Most recently, this has resulted in MAKINEN’s foray into China for the past six years with the aforementioned newbuilding project for Sunstone Ships, whose latest vessel – Ocean Albatros – was successfully delivered in April 2023.
“Thanks to our lean concept, MAKINEN was chosen to take care of all the interior works in the series. There have been six expedition vessels delivered thus far, with another on the horizon in the next few years,” he elaborates.
A key component of MAKINEN’s emphasis on continual improvement is the matter of environmental sustainability. As the cruise industry is increasingly placed under scrutiny for its environmental commitments, MAKINEN has long been established as a frontrunner in prioritising sustainable and responsible methods of operating.

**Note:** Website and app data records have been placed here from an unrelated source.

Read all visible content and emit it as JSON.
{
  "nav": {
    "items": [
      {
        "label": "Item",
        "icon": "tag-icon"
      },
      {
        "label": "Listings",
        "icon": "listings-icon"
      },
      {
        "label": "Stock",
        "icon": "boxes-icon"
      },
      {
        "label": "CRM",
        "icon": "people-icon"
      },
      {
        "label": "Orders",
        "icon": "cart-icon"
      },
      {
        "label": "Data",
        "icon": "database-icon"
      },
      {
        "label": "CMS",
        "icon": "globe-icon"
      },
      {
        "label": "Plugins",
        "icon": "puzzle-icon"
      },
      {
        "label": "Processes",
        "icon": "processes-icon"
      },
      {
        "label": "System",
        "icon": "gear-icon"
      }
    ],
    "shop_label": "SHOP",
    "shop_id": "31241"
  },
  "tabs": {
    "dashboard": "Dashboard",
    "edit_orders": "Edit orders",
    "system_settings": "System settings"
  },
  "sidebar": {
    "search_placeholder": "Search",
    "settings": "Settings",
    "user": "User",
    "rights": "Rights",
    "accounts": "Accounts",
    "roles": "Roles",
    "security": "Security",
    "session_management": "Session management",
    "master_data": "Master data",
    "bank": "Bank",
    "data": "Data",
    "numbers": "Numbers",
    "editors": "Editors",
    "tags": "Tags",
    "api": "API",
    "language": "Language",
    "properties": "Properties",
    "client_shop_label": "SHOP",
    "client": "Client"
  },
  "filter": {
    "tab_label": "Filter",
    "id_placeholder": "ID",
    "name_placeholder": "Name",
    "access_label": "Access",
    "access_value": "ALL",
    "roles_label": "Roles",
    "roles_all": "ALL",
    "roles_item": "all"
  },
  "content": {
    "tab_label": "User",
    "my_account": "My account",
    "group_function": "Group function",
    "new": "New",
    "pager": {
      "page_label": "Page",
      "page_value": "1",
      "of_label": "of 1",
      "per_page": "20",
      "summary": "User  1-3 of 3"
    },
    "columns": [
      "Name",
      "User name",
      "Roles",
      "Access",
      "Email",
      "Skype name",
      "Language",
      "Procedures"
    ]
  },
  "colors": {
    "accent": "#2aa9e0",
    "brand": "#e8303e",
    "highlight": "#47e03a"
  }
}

Reflecting the company’s strategic focus to become a pioneer in the sustainable development of the marine industry, in 2015, MAKINEN became the first company in Finland to be awarded the CSR Performance Ladder Level 3 by DNV. In addition, it is ISO 9001 accredited, but despite this official recognition, MAKINEN acknowledges that there is always more to be done.

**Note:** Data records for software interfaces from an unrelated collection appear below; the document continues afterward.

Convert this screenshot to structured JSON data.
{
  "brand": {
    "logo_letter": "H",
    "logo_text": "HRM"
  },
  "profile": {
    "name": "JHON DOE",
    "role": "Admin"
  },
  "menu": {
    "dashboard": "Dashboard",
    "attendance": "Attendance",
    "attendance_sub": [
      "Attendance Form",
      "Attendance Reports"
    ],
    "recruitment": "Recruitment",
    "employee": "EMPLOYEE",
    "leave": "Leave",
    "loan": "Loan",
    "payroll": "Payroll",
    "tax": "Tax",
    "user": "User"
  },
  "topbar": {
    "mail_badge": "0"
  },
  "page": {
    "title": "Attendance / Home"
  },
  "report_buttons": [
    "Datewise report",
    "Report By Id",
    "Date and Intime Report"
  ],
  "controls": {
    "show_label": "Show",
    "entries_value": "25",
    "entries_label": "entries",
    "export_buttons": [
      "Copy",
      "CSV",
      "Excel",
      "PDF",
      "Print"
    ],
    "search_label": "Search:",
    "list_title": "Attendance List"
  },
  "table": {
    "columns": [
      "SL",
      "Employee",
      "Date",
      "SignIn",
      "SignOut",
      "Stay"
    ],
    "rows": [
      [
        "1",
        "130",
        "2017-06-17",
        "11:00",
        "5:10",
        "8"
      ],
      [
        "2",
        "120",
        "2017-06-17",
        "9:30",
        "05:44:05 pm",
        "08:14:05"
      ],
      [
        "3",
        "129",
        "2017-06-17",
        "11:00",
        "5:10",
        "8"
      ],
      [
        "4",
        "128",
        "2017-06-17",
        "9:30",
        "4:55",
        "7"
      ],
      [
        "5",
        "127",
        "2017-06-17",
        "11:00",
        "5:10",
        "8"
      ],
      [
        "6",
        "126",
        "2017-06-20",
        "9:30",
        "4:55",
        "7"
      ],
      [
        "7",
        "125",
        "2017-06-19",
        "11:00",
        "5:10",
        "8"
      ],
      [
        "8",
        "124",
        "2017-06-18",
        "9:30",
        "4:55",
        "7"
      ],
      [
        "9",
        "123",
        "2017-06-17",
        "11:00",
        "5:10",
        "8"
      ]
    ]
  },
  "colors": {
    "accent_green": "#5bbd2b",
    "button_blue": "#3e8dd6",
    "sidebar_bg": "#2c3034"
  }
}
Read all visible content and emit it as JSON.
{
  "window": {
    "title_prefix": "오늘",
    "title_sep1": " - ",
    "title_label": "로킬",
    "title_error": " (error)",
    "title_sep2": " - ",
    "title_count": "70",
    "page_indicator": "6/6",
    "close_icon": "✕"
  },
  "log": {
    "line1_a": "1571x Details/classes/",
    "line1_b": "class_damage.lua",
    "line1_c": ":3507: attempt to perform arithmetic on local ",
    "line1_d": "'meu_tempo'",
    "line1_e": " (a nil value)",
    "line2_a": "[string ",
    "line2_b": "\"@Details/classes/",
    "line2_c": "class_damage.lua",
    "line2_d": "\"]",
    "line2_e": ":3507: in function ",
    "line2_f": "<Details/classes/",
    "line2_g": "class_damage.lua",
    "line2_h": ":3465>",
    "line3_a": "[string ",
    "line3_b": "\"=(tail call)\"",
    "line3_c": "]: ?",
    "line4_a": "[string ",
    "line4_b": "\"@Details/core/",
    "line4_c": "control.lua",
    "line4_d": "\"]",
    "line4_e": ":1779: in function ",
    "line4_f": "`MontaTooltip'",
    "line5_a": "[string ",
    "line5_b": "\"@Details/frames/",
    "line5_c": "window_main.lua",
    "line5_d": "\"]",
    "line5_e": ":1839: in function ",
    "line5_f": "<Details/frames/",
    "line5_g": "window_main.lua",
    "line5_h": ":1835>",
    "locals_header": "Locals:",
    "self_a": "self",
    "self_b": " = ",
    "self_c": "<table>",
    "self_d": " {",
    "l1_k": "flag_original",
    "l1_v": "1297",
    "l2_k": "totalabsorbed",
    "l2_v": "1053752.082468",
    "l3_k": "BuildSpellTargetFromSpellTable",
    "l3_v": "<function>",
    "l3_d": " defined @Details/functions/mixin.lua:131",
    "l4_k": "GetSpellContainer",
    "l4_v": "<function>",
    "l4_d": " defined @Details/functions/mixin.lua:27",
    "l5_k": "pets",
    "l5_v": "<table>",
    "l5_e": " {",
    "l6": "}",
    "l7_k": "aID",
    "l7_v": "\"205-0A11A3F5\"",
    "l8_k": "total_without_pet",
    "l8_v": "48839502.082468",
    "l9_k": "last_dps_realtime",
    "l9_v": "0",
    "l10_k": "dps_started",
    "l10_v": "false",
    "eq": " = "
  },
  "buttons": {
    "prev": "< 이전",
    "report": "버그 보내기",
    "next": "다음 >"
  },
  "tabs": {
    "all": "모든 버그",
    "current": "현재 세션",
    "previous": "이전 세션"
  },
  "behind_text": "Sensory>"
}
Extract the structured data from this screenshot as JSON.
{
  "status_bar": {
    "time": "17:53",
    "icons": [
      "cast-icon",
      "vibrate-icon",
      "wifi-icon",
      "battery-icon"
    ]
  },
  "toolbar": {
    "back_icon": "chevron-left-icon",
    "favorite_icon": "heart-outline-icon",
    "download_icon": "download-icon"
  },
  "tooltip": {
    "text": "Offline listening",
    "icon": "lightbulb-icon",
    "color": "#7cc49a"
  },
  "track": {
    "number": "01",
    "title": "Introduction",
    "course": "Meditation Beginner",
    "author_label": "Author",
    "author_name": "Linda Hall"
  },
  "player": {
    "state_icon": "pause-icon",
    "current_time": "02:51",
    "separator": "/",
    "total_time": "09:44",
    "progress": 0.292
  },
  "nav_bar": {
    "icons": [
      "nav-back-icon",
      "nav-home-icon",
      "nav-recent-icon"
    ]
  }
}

“Sustainability is a key topic for every company these days but it’s something that we are continuously working to improve beyond this certificate,” says Mäkikalli.
The company adheres to a series of social responsibility targets, including zero severe work-related injuries, 30 percent lower furniture weight in cabin renovations, and becoming carbon neutral by 2028 within Greenhouse Gas (GHG) Protocol Scopes 1 and 2.

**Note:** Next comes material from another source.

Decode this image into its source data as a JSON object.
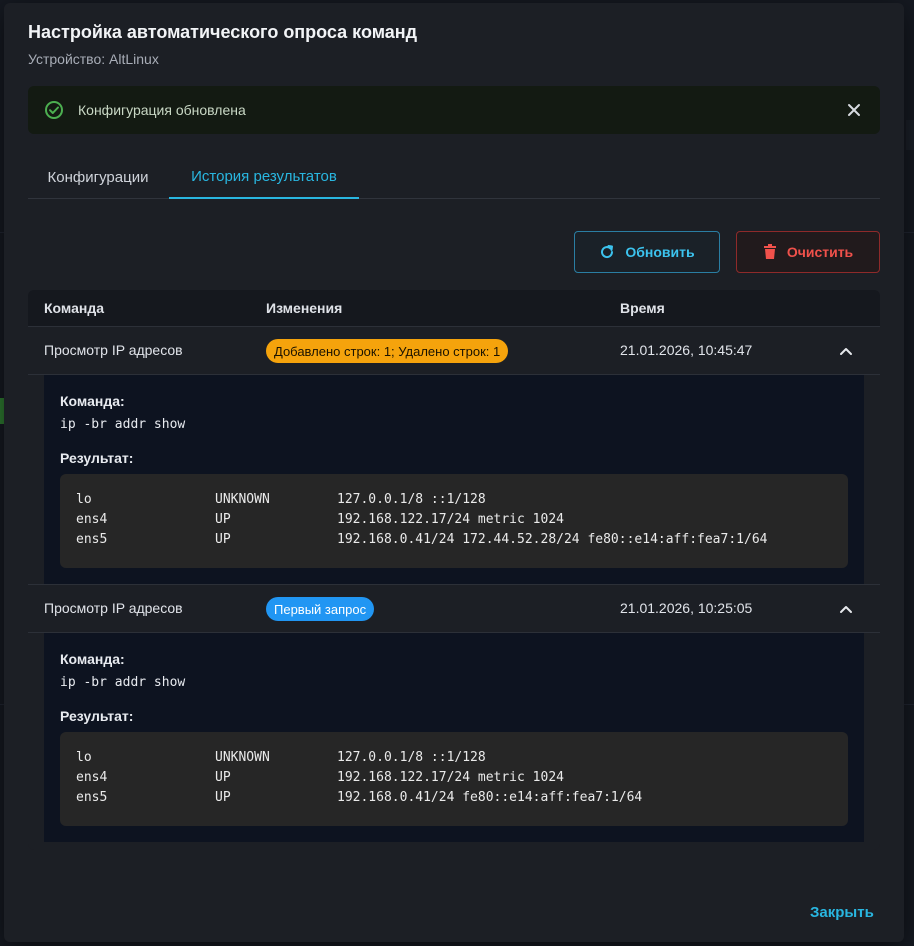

“To improve our own sustainability targets, we are working internally through R&D and product development to focus on weight reduction for cabin furniture, since these are goals that we share with our clients,” he reveals. In addition, MAKINEN continues to explore alternative sustainable materials for soft goods, as another area that is receiving increasing attention from customers.
As a global operator, MAKINEN is also cognisant of the environmental implications of having an international network that relies heavily on flights and transport. Suppliers are carefully handpicked in accordance with the MAKINEN code of conduct which demonstrates a commitment to sustainability responsibilities.
“We are thinking more broadly in terms of our sustainability role, as we are also considering external issues such as logistics and procurement,” Mäkikalli outlines. “In the future, we would like to develop more local sourcing, both in terms of materials and the labour force to minimise the logistics involved in flying all around the world.”
SETTING THE BENCHMARK
With its eyes firmly on the horizon, MAKINEN has its sights set on an ambitious goal that is sure to secure the company’s legacy for the next 30 years and beyond.
“We have set a target that by 2030, MAKINEN will be the benchmark of the cruise industry,” Mäkikalli states proudly. “Of course, many of our competitors are doing great work with similar targets, but we firmly believe that by that time, MAKINEN will be the company that everyone else should look up to.”
In terms of its more immediate focus, MAKINEN continues to receive attention following its most recent project, the CFC Renaissance, and has its hands full in delivering one final vessel for the Infinity series after establishing a level of continuity in the newbuilding market.
On a wider scale, MAKINEN, as with all other players in the marine industry, continues to navigate the uncertain waters of cruising in the aftermath of the COVID-19 pandemic. But, after two years of floating in the doldrums, hope is finally on the forecast.
“Cruising came to a standstill during COVID-19, but cruise lines are now looking to undertake bigger projects again and the refurbishment side has started to pick back up,” Mäkikalli shares optimistically.
Once more, MAKINEN will be on hand to answer the call.
“We are working on our own resources and internal processes to make sure that we are ready to respond to the recovery that we believe is just around the corner.”